The life of an aimless gypsy has several enviable benefits and a few troublesome shortcomings. “How do you get mail?” is an oft-asked question. It’s tricky enough for ordinary mail and too tricky for magazine subscriptions. The magazine I miss the most is The Sun. This is a thoughtful publication, literate and intellectual with three major features that are entirely reader-contributed. The Sun also pays well for essays, fiction, poetry and photographs. The magazine does not have advertising and appears to be supported only by subscribers.
Recently, I came across a couple of ten-year-old issues.
In the June 2002 issue, the publisher Sy Safransky wrote a letter to the readers soliciting donations. The letter, written when the 9-11 wound was still fresh in our national consciousness, included several thoughts I found provocative, even when taken out of context.
And the blog for today shares them with you:

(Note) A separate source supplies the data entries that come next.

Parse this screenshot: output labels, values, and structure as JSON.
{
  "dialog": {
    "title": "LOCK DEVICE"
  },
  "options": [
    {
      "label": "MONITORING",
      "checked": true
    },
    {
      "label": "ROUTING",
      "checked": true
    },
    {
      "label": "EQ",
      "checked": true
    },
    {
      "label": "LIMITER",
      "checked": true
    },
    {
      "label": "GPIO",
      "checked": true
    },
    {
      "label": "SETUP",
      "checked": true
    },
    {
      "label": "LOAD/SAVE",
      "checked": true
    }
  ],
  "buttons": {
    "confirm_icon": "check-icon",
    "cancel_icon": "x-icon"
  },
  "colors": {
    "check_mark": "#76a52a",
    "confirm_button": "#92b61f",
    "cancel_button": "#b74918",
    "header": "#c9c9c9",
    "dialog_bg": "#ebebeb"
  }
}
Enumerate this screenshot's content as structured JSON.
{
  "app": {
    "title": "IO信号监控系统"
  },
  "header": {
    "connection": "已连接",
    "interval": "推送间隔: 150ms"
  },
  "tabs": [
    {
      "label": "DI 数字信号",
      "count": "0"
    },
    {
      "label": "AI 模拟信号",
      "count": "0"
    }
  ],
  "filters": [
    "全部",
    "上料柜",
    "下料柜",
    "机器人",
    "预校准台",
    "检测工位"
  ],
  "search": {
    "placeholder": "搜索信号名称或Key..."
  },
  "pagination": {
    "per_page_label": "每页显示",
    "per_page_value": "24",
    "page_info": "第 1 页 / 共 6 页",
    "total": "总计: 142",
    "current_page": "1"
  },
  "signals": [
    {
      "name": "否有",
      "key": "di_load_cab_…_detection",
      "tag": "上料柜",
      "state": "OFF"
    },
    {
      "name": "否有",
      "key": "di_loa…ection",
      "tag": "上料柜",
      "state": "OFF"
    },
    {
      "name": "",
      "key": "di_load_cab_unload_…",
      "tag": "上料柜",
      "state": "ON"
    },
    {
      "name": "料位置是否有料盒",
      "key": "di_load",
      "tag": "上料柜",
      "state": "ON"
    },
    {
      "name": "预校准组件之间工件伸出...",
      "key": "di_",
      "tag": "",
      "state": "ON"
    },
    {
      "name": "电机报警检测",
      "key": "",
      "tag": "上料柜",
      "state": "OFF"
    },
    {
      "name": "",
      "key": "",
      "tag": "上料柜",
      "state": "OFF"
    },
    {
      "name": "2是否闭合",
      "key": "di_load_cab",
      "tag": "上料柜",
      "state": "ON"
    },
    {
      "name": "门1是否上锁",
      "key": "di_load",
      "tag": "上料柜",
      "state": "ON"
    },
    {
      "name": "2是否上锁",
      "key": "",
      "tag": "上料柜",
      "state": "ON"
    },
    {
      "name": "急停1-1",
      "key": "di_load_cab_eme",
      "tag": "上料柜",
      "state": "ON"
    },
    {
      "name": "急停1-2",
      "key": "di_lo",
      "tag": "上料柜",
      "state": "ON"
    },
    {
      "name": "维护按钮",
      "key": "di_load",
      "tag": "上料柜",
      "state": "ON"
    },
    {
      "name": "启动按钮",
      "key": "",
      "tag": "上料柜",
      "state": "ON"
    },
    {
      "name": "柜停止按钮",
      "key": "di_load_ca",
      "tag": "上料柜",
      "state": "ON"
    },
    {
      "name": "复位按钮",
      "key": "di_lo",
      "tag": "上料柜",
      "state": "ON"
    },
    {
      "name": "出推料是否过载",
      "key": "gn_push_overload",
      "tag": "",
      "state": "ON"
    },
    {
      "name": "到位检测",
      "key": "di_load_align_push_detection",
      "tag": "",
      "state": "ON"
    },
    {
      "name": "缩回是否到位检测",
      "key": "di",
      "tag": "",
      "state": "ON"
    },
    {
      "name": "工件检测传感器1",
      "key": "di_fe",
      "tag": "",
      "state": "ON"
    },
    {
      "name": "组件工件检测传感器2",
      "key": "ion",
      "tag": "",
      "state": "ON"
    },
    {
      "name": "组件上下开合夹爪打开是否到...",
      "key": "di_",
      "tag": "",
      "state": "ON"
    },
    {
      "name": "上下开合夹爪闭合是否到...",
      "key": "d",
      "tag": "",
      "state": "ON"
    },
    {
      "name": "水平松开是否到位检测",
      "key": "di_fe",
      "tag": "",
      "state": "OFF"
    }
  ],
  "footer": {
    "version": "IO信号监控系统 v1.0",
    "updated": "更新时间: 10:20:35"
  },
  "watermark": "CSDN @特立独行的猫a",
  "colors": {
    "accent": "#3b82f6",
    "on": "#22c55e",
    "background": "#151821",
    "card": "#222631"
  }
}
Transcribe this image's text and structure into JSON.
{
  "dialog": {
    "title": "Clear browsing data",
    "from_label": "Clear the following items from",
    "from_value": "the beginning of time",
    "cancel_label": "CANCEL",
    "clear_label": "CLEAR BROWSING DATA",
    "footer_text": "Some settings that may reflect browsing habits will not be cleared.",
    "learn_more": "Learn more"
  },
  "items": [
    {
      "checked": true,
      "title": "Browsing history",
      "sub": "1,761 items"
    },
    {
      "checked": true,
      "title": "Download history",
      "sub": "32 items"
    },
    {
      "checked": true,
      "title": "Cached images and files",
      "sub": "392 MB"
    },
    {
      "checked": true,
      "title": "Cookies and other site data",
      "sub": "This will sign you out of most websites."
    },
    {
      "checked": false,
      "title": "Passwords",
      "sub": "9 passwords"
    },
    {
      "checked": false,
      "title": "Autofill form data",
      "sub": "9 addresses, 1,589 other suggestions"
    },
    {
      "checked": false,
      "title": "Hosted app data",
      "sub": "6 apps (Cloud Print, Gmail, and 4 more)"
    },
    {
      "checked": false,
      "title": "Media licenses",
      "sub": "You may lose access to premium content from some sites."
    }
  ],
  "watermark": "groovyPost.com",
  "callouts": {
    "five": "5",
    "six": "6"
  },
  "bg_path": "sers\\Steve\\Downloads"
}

“Every time you inhale, imagine it is the first breath you’ve ever taken. Every time you exhale, imagine it’s the last breath you’ll ever take.”
. . . .
“President Bush’s approval rating soared to 80 percent. (I don’t even approve of myself that much.)”
. . . .
“In the movie, Zorba the Greek, Zorba tells a young friend that he’s learned to embrace all of life: the joys, the sorrows, “the full catastrophe.” I’ve always wanted The Sun to be a magazine that embraces the full catastrophe.
“The Sun has come a long way since 1974, when I sold the first issues, barefoot, with hair down to my shoulders.”
. . . .
“Every month, we gather around the fire. We breathe in. We breathe out. We laugh and grieve and give thanks. We tend the fire, then we tend each other. Perhaps our hearts open a little. And when the hour grows late, and the world too much to bear, and weariness overcomes us, we take turns staying awake, feeding the flames.”
The Suns website is: Thesunmagazine.org. You can order a subscription there.